▶ [Dataset content]:
-- -- --

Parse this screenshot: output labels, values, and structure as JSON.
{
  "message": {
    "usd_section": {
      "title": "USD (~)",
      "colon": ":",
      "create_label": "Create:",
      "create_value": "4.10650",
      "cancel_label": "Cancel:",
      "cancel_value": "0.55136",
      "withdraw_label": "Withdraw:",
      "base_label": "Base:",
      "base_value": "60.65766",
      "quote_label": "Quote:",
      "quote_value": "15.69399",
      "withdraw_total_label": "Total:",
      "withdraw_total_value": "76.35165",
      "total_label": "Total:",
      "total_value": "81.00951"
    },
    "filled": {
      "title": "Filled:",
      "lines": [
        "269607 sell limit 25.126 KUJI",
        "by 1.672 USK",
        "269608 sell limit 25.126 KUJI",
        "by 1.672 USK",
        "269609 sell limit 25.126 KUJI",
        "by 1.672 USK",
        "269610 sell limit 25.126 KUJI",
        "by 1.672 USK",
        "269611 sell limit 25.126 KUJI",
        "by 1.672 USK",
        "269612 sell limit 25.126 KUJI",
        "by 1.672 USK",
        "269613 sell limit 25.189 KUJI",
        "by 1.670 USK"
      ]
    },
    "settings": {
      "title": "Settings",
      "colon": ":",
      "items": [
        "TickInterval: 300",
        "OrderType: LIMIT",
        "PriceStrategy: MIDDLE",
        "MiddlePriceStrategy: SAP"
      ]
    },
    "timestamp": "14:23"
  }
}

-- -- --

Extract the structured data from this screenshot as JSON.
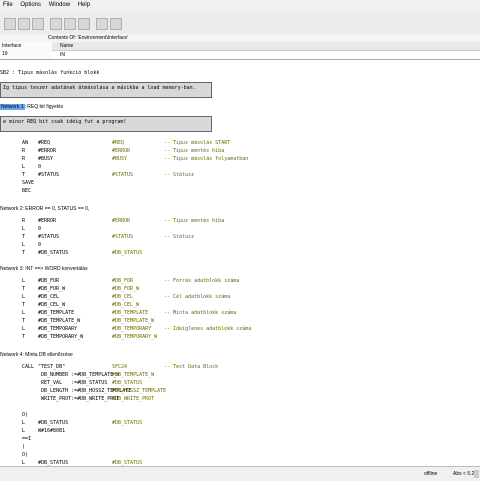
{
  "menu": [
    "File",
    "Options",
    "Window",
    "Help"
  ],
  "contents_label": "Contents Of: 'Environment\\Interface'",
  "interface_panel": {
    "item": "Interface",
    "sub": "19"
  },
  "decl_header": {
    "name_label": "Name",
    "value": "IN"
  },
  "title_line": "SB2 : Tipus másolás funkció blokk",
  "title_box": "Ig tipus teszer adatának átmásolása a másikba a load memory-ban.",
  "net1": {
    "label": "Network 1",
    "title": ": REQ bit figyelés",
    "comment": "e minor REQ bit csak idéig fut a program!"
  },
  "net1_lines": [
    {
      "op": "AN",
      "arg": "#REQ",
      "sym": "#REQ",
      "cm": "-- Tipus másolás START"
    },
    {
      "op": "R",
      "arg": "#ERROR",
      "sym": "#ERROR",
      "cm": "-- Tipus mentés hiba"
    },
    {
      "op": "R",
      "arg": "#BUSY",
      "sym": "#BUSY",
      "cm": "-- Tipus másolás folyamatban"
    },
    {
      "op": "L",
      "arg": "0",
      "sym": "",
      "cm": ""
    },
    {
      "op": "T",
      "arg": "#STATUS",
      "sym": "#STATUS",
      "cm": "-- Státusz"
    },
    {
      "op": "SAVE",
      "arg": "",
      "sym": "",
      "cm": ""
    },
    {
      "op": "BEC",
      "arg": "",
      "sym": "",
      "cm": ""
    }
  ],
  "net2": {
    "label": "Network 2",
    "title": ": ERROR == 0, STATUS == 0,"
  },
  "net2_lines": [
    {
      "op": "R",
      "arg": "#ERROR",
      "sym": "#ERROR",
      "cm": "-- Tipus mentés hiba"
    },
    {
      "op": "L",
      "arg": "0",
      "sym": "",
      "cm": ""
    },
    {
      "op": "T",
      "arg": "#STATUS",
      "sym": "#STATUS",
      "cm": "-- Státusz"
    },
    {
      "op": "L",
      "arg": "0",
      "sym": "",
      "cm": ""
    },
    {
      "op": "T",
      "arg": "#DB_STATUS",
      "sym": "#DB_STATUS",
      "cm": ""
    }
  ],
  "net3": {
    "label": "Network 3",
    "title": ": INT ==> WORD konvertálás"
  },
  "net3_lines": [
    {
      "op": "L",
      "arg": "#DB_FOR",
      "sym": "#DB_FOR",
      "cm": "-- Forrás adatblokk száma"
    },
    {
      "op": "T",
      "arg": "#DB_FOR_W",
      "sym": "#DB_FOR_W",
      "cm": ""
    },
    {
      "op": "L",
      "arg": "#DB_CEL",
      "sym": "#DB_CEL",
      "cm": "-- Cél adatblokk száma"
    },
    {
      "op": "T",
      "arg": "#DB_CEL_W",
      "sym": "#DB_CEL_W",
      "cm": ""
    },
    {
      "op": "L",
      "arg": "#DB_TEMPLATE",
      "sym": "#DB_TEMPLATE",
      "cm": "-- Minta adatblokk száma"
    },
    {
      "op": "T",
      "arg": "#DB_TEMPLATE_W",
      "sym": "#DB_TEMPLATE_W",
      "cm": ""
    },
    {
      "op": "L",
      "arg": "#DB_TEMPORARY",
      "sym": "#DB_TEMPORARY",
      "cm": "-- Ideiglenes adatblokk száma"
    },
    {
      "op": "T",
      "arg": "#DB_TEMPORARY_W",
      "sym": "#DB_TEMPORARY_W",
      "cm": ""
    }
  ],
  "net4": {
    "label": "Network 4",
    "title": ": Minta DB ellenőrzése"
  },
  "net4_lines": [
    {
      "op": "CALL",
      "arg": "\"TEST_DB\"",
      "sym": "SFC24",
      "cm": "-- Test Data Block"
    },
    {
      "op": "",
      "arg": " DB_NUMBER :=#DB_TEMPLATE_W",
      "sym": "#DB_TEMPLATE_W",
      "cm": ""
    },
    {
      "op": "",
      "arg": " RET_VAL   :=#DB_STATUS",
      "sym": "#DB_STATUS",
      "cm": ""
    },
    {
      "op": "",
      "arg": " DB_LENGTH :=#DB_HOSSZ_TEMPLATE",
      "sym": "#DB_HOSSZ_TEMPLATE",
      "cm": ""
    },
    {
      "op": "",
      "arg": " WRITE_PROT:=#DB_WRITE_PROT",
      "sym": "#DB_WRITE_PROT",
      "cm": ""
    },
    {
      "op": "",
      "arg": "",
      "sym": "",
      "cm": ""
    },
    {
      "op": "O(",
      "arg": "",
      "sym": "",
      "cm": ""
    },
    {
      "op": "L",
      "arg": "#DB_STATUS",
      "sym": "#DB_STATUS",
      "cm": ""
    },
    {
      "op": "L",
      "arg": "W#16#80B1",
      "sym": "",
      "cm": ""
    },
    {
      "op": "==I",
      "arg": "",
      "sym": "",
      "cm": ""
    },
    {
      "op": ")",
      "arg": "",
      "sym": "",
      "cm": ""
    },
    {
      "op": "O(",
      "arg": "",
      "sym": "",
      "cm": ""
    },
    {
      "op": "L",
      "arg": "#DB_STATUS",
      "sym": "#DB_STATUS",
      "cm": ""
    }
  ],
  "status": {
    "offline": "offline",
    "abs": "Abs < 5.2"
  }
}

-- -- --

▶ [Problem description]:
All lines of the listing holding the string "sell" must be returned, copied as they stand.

▶ [Exercise output]:
        "269607 sell limit 25.126 KUJI",
        "269608 sell limit 25.126 KUJI",
        "269609 sell limit 25.126 KUJI",
        "269610 sell limit 25.126 KUJI",
        "269611 sell limit 25.126 KUJI",
        "269612 sell limit 25.126 KUJI",
        "269613 sell limit 25.189 KUJI",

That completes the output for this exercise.